Christianity Today has a forum in which three different Christian thinkers discuss whether or not a Christian should vote for a Mormon. I am happy to say that Lutherans are represented this time. The estimable Mollie Z. Hemingway applies the doctrine of the Two Kingdoms to the issue and does so in a particularly lucid way. In light of our discussion about the apocryphal “wise Turk” quotation (which she cites as “apocryphal”), she includes another pertinent quotation from Luther that appears to be better attested. (I’ll try to track down that source.) She deals with the nonsense that the president is some kind of national pastor and concludes:
Voters should remember that support for any political candidate is support for the exertion of authority in the earthly realm and not leadership in the spiritual realm.
Luther explained that every Christian is a citizen in two kingdoms—a spiritual realm and an earthly realm—but even non-believers are citizens of the earthly kingdom. In one, God’s Word is preached, the sacraments are administered, and sins are forgiven. God works through other means, such as natural laws, physical causes, and history, in the earthly realm.
Luther said that while reason cannot fathom the mind of God, it’s a tool given by God for managing civic affairs. “Christians are not needed for secular authority. Thus it is not necessary for the emperor to be a saint. It is not necessary for him to be a Christian to rule. It is sufficient for the emperor to possess reason,” he wrote.
In the spiritual realm, the gospel—the free forgiveness of sins in Christ Jesus—prevails. By contrast, the earthly kingdom runs on compulsion, law, and force. That contrast between gracious forgiveness and law is the reason that, in Luther’s mind, Christians should not seek to put the church in charge of the temporal government or otherwise work through compulsion.
That’s not to say that the two realms must be or are in conflict.
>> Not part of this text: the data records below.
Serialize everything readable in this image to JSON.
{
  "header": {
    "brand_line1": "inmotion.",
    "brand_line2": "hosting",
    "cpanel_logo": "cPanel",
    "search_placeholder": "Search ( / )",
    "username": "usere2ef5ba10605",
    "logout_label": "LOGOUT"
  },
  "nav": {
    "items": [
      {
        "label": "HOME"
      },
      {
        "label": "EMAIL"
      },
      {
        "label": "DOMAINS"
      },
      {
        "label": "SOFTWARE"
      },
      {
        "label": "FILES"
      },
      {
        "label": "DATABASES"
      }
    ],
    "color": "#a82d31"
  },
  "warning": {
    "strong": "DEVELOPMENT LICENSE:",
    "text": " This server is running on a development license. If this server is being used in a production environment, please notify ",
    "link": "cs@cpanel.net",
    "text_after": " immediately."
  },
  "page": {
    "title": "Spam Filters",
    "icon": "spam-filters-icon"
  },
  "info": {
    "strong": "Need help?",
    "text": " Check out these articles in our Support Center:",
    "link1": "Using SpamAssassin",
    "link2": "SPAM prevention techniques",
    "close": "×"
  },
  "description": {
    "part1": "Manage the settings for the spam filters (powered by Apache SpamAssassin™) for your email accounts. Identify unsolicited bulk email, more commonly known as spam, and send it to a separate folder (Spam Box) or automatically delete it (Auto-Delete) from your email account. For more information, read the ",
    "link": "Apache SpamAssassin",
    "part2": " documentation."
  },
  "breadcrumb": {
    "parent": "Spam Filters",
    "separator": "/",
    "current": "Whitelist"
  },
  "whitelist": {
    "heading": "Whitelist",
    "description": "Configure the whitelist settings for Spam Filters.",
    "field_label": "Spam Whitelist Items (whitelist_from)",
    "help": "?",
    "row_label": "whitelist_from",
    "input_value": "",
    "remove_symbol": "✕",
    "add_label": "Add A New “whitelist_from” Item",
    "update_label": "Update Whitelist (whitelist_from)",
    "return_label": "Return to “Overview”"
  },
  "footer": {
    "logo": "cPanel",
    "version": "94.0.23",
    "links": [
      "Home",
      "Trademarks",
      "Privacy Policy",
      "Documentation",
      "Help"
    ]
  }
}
In fact, they should serve each other. The spiritual realm informs and supports the civil realm by preaching the gospel. Secular rulers serve the spiritual realm by preventing chaos.
It is entirely possible that in the next few months, the country will have its first Mormon President. No matter which man wins the office, it’s vitally important that Christians understand that his authority is limited to the secular realm and he should not be viewed as a spiritual leader.